Elizabeth Ashford, who served as a top communications advisor to Govs. Arnold Schwarzenegger and Brown, said the two leaders took decidedly different approaches in connecting with Californians during emergencies and times of peril.

Schwarzenegger, she said, chose frequency — continued updates to the public during deadly wildfires. Brown, on the other hand, chose a strategy based on intensity — speaking in public less often and therefore elevating the importance of what he said during crisis situations.

“You can’t have both intensity and frequency,” Ashford said of Newsom’s messaging. “Otherwise, you can lose your audience, you can end up talking above their heads.”

She said Newsom deserves credit for showing up and taking responsibility for his administration but that the frequent briefings may be too much for Californians to absorb.

“When people are in crisis, what they can hear is quite limited, because they’re anxious,” she said.


State Sen. Richard Pan (D-Sacramento), a doctor who chairs the Senate’s Health Committee, said that early in the pandemic, Newsom should have relied more on public health officials to speak at conferences instead of taking center stage himself. Pan said Newsom stepping back from the spotlight could have helped lessen the politicization of the pandemic.

At his first coronavirus news conference in late February, Ghaly and Dr. Sonia Angell, then the state’s public health officer, flanked Newsom at the lectern. But Angell’s role quickly diminished, and Ghaly, who has been featured most of all the state health officials, always came second to Newsom.
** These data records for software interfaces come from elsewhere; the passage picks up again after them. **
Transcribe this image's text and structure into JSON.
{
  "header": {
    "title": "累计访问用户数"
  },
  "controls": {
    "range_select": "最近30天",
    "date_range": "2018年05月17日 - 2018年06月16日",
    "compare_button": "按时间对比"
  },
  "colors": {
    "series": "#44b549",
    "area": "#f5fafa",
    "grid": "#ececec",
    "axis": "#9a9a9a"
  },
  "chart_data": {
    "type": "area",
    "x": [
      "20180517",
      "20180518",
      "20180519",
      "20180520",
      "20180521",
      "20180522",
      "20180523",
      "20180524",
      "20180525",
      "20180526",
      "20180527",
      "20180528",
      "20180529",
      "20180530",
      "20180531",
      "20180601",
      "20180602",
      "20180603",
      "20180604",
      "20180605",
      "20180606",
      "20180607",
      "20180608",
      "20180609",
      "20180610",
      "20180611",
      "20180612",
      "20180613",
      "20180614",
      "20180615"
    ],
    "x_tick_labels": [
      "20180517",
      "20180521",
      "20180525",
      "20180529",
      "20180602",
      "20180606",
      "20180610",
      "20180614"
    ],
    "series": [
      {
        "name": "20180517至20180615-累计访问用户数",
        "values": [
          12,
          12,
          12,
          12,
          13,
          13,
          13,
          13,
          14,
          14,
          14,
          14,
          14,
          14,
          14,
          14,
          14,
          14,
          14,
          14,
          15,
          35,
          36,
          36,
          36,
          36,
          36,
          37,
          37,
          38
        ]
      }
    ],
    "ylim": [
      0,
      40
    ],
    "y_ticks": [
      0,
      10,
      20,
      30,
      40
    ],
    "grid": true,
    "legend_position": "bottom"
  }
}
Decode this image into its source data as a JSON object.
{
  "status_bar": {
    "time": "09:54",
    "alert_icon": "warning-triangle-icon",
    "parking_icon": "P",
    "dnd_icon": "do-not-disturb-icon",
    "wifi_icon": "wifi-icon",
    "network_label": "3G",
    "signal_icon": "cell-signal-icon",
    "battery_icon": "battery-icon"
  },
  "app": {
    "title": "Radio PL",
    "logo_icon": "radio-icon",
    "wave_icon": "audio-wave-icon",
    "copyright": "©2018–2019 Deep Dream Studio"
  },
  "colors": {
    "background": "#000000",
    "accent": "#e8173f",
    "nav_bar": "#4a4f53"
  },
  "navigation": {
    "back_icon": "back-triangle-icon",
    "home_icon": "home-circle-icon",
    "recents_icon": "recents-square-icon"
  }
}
Pan said the governor has made changes to his communication style for the better, “but it’s an extremely challenging situation to figure out how to do your messaging when there’s a lot of uncertainty.”

Former Gov. Gray Davis praised Newsom’s ability to connect with and inform Californians during these perilous times, noting that one recent opinion poll showed Newsom is still held in high regard among the state’s voters.

He said that criticism was inevitable as the unprecedented pandemic grew worse and people began to chafe over lockdowns and restrictions.

Davis is familiar with anger arising in times of crisis. He was recalled from office in 2003 after coming under fire because of his slow response to the 2000-2001 energy crisis in California, which triggered rolling blackouts across the state and near financial ruin for utilities.


“In good times, governors get too much credit. In bad times, they get too much blame. That’s just a fact of life,” Davis said. “All you can do is acknowledge that there is pain in the short term, but the cavalry is coming to our rescue. By that, I mean the vaccine.”

Times staff writer John Myers contributed to this report.